A big hitch in our testing is that it is not a very good test kit. When you are sure you don't have nitrite, it may simply be that your eyes do not read the test colors or the colors are not totally correct. Hobby level kits are more an "indication" rather than a true reading. Take the test to a different light and you may see a different reading. But the main point is that you do not have a significant nitrite level to worry about.
The difference in first cycle results and results when using old media are quite different. We often find the first time, it seems to take forever but the next it bounces right up.
And then I would certainly not worry about the amount of fish load you will be adding as the fishless cycle is designed to cover just that point so that the fish are not facing ammonia. Assuming you are adding the correct recommended level of ammonia, that ammonia should cover even a massive addition of fish. That is what it is designed and expected to do. While your case seems dangerous, compare it to somebody starting a large African cichlid tank. It is often necessary to ship the fish, add them all at one time to help control territories and the fish can be very expensive. I have some fish which sell for $45 each with local pickup.
So the fishless cycle is the only way to go for those folks and it does the job very well.
One point that may be missed is that it vital to continue to feed the correct amount of ammonia to maintain the high level of bacteria until near the day the fish are added. Just because the bacteria grow quickly doesn't mean we should lack off and let them die while waiting around for fish.

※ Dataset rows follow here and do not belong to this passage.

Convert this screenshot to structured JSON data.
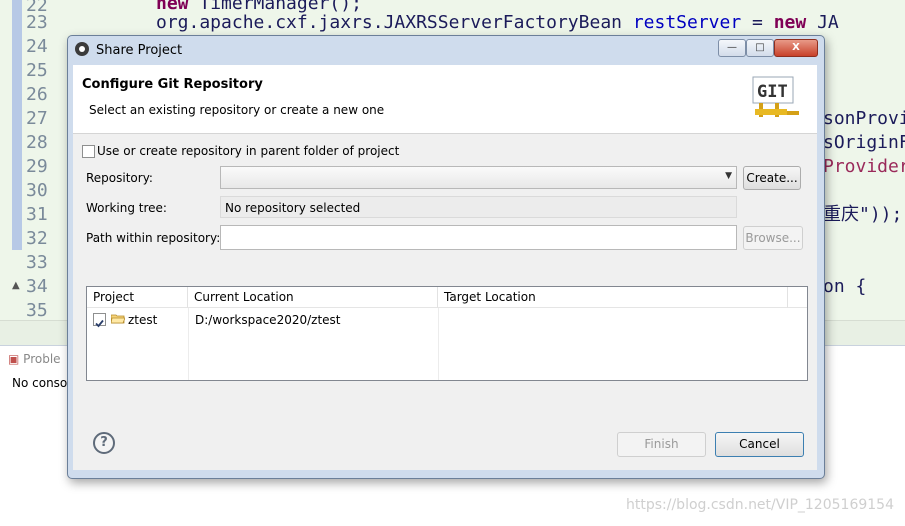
{
  "editor": {
    "line_numbers": [
      "22",
      "23",
      "24",
      "25",
      "26",
      "27",
      "28",
      "29",
      "30",
      "31",
      "32",
      "33",
      "34",
      "35"
    ],
    "code_line_22": {
      "keyword": "new",
      "rest": " TimerManager();"
    },
    "code_line_23": {
      "text": "org.apache.cxf.jaxrs.JAXRSServerFactoryBean ",
      "var": "restServer",
      "eq": " = ",
      "kw": "new",
      "tail": " JA"
    },
    "right_fragments": {
      "l27": "sonProvi",
      "l28": "sOriginF",
      "l29": "Provider",
      "l31": "重庆\"));",
      "l34": "on {"
    }
  },
  "bottom_panel": {
    "tab_label": "Proble",
    "content": "No conso"
  },
  "watermark": "https://blog.csdn.net/VIP_1205169154",
  "dialog": {
    "title": "Share Project",
    "window_buttons": {
      "minimize": "—",
      "maximize": "□",
      "close": "X"
    },
    "header": {
      "title": "Configure Git Repository",
      "description": "Select an existing repository or create a new one",
      "logo_text": "GIT"
    },
    "use_parent_checkbox": {
      "label": "Use or create repository in parent folder of project",
      "checked": false
    },
    "repository": {
      "label": "Repository:",
      "value": "",
      "create_button": "Create..."
    },
    "working_tree": {
      "label": "Working tree:",
      "value": "No repository selected"
    },
    "path_within": {
      "label": "Path within repository:",
      "value": "",
      "browse_button": "Browse..."
    },
    "table": {
      "columns": [
        "Project",
        "Current Location",
        "Target Location"
      ],
      "rows": [
        {
          "checked": true,
          "project": "ztest",
          "current_location": "D:/workspace2020/ztest",
          "target_location": ""
        }
      ]
    },
    "footer": {
      "help": "?",
      "finish": "Finish",
      "cancel": "Cancel"
    }
  },
  "colors": {
    "dialog_frame": "#cfdced",
    "keyword": "#7f0055",
    "editor_bg": "#eef6ea"
  },
  "icons": [
    "share-project-icon",
    "git-logo-icon",
    "folder-icon",
    "help-icon",
    "combo-arrow-icon"
  ]
}
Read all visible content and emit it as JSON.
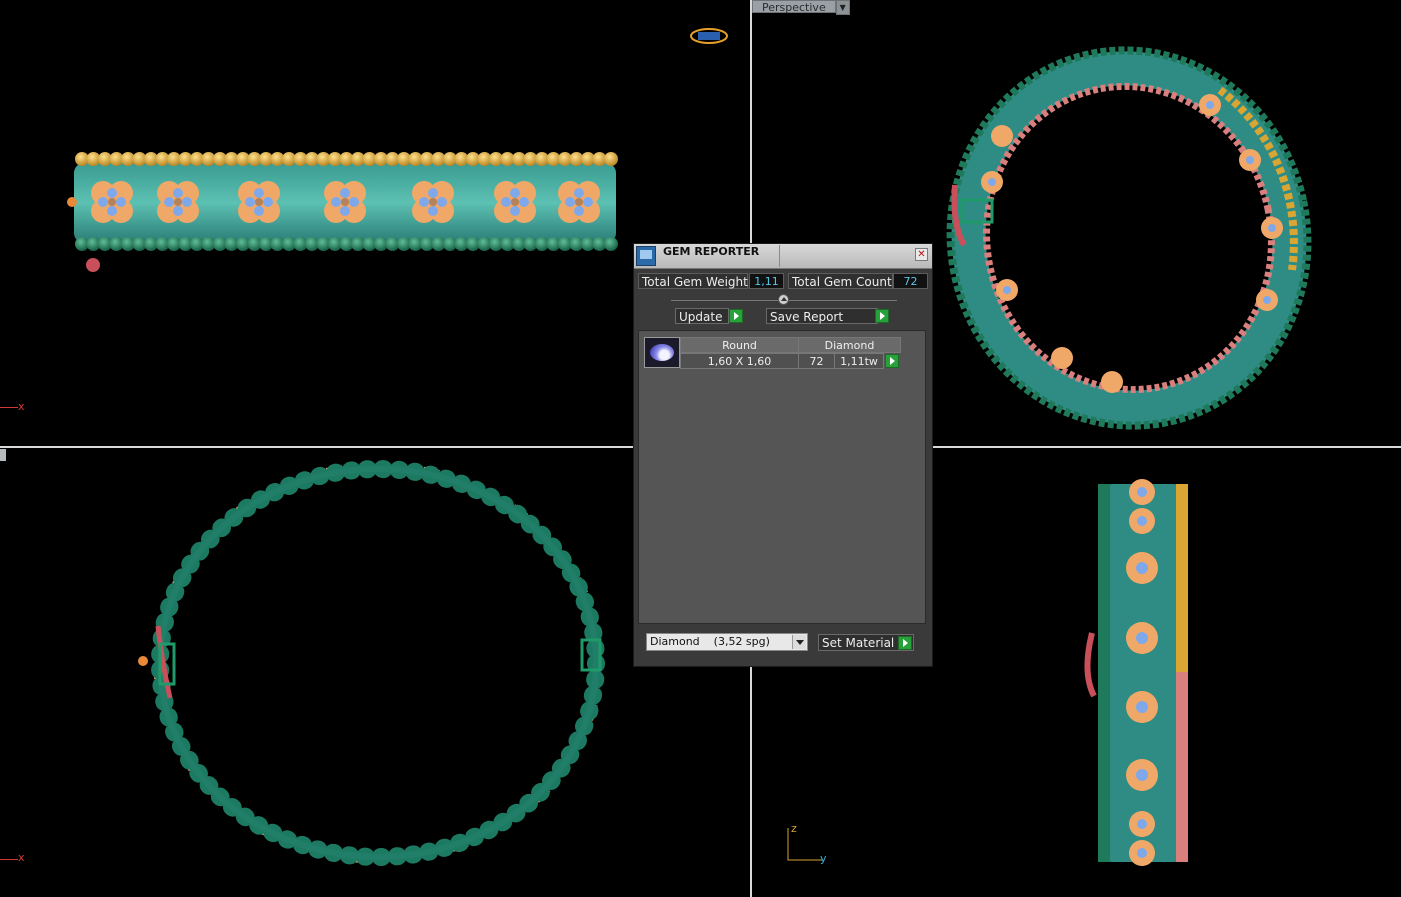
{
  "viewports": {
    "top_left": {
      "name": "front view",
      "axis_label": "x"
    },
    "top_right": {
      "name": "perspective view",
      "label": "Perspective"
    },
    "bottom_left": {
      "name": "top view",
      "axis_label": "x"
    },
    "bottom_right": {
      "name": "side view",
      "axis_labels": [
        "z",
        "y"
      ]
    }
  },
  "gem_reporter": {
    "title": "GEM REPORTER",
    "close_glyph": "✕",
    "total_gem_weight_label": "Total Gem Weight",
    "total_gem_weight_value": "1,11",
    "total_gem_count_label": "Total Gem Count",
    "total_gem_count_value": "72",
    "update_label": "Update",
    "save_report_label": "Save Report",
    "table": {
      "headers": [
        "Round",
        "Diamond"
      ],
      "rows": [
        {
          "size": "1,60 X 1,60",
          "count": "72",
          "weight": "1,11tw"
        }
      ]
    },
    "material_select_value": "Diamond    (3,52 spg)",
    "set_material_label": "Set Material"
  },
  "colors": {
    "teal_band": "#2e8c84",
    "gold_beads": "#d9a533",
    "green_beads": "#1f7a5b",
    "flower_peach": "#f0a868",
    "stone_blue": "#7fa8ea",
    "rose": "#d9807e",
    "panel_bg": "#3a3a3a",
    "value_cyan": "#58c7e8",
    "go_green": "#29a13a"
  }
}
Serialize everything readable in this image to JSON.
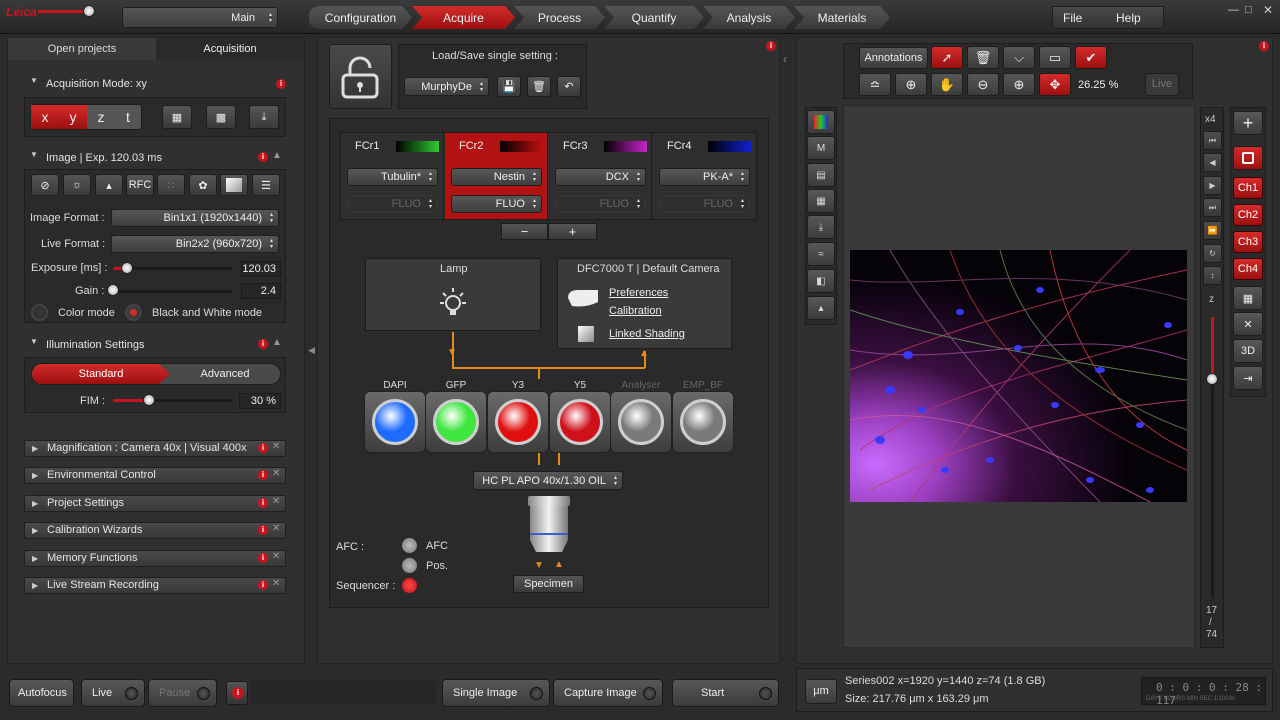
{
  "menu": {
    "main_label": "Main",
    "tabs": [
      "Configuration",
      "Acquire",
      "Process",
      "Quantify",
      "Analysis",
      "Materials"
    ],
    "active_tab": "Acquire",
    "right": [
      "File",
      "Help"
    ]
  },
  "left": {
    "tabs": [
      "Open projects",
      "Acquisition"
    ],
    "acq_mode": {
      "title": "Acquisition Mode: xy",
      "axes": [
        "x",
        "y",
        "z",
        "t"
      ]
    },
    "image": {
      "title": "Image | Exp. 120.03 ms",
      "rfc": "RFC",
      "format_label": "Image Format :",
      "format_value": "Bin1x1 (1920x1440)",
      "live_label": "Live Format :",
      "live_value": "Bin2x2 (960x720)",
      "exposure_label": "Exposure [ms] :",
      "exposure_value": "120.03",
      "exposure_frac": 0.12,
      "gain_label": "Gain :",
      "gain_value": "2.4",
      "gain_frac": 0.0,
      "color_mode": "Color mode",
      "bw_mode": "Black and White mode"
    },
    "illum": {
      "title": "Illumination Settings",
      "standard": "Standard",
      "advanced": "Advanced",
      "fim_label": "FIM :",
      "fim_value": "30 %",
      "fim_frac": 0.3
    },
    "sections": [
      "Magnification : Camera 40x | Visual 400x",
      "Environmental Control",
      "Project Settings",
      "Calibration Wizards",
      "Memory Functions",
      "Live Stream Recording"
    ]
  },
  "center": {
    "load_save_label": "Load/Save single setting :",
    "setting_value": "MurphyDe",
    "fc": [
      {
        "name": "FCr1",
        "color": "#2ecc2e",
        "marker": "Tubulin*",
        "mode": "FLUO"
      },
      {
        "name": "FCr2",
        "color": "#c01010",
        "marker": "Nestin",
        "mode": "FLUO"
      },
      {
        "name": "FCr3",
        "color": "#cc22cc",
        "marker": "DCX",
        "mode": "FLUO"
      },
      {
        "name": "FCr4",
        "color": "#1020d0",
        "marker": "PK-A*",
        "mode": "FLUO"
      }
    ],
    "minus": "−",
    "plus": "+",
    "lamp_title": "Lamp",
    "camera_title": "DFC7000 T | Default Camera",
    "camera_links": [
      "Preferences",
      "Calibration",
      "Linked Shading"
    ],
    "filters": [
      {
        "name": "DAPI",
        "color": "#1e6bff"
      },
      {
        "name": "GFP",
        "color": "#3ee63e"
      },
      {
        "name": "Y3",
        "color": "#e01010"
      },
      {
        "name": "Y5",
        "color": "#d0101a"
      },
      {
        "name": "Analyser",
        "color": "#7a7a7a"
      },
      {
        "name": "EMP_BF",
        "color": "#7a7a7a"
      }
    ],
    "objective": "HC PL APO   40x/1.30 OIL",
    "specimen": "Specimen",
    "afc_label": "AFC :",
    "afc": "AFC",
    "pos": "Pos.",
    "sequencer_label": "Sequencer :"
  },
  "viewer": {
    "annotations": "Annotations",
    "zoom": "26.25 %",
    "live": "Live",
    "x4": "x4",
    "z_label": "z",
    "z_pos": "17",
    "z_sep": "/",
    "z_total": "74",
    "z_frac": 0.22,
    "channels": [
      "Ch1",
      "Ch2",
      "Ch3",
      "Ch4"
    ],
    "three_d": "3D"
  },
  "bottom": {
    "autofocus": "Autofocus",
    "live": "Live",
    "pause": "Pause",
    "single": "Single Image",
    "capture": "Capture Image",
    "start": "Start",
    "unit": "μm",
    "series": "Series002 x=1920 y=1440 z=74  (1.8 GB)",
    "size": "Size: 217.76 μm x 163.29 μm",
    "timer": "0 : 0 : 0 : 28 : 117",
    "timer_labels": "DAYS HOURS  MIN  SEC  1/1000s"
  }
}
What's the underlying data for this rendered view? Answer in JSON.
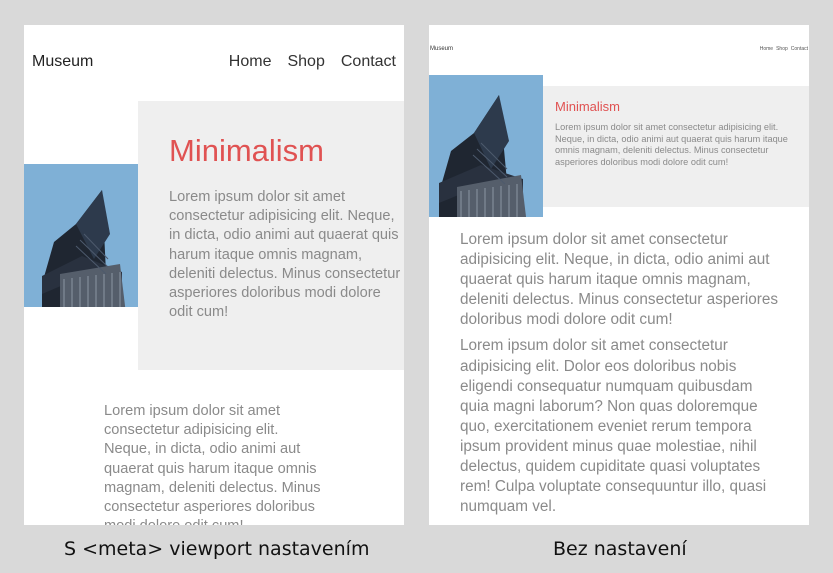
{
  "left_panel": {
    "logo": "Museum",
    "nav": [
      "Home",
      "Shop",
      "Contact"
    ],
    "title": "Minimalism",
    "hero_text": "Lorem ipsum dolor sit amet consectetur adipisicing elit. Neque, in dicta, odio animi aut quaerat quis harum itaque omnis magnam, deleniti delectus. Minus consectetur asperiores doloribus modi dolore odit cum!",
    "body_text": "Lorem ipsum dolor sit amet consectetur adipisicing elit. Neque, in dicta, odio animi aut quaerat quis harum itaque omnis magnam, deleniti delectus. Minus consectetur asperiores doloribus modi dolore odit cum!",
    "caption": "S <meta> viewport nastavením"
  },
  "right_panel": {
    "logo": "Museum",
    "nav": [
      "Home",
      "Shop",
      "Contact"
    ],
    "title": "Minimalism",
    "hero_text": "Lorem ipsum dolor sit amet consectetur adipisicing elit. Neque, in dicta, odio animi aut quaerat quis harum itaque omnis magnam, deleniti delectus. Minus consectetur asperiores doloribus modi dolore odit cum!",
    "body_paragraphs": [
      "Lorem ipsum dolor sit amet consectetur adipisicing elit. Neque, in dicta, odio animi aut quaerat quis harum itaque omnis magnam, deleniti delectus. Minus consectetur asperiores doloribus modi dolore odit cum!",
      "Lorem ipsum dolor sit amet consectetur adipisicing elit. Dolor eos doloribus nobis eligendi consequatur numquam quibusdam quia magni laborum? Non quas doloremque quo, exercitationem eveniet rerum tempora ipsum provident minus quae molestiae, nihil delectus, quidem cupiditate quasi voluptates rem! Culpa voluptate consequuntur illo, quasi numquam vel."
    ],
    "caption": "Bez nastavení"
  },
  "colors": {
    "background": "#d9d9d9",
    "panel": "#ffffff",
    "accent": "#e05252",
    "text_gray": "#8a8a8a",
    "hero_box": "#efefef",
    "sky": "#7fb0d6"
  },
  "icons": {
    "hero_image": "modern-building-photo"
  }
}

Your tank has arrived, now maintain that high level, either with ammonia or fish waste?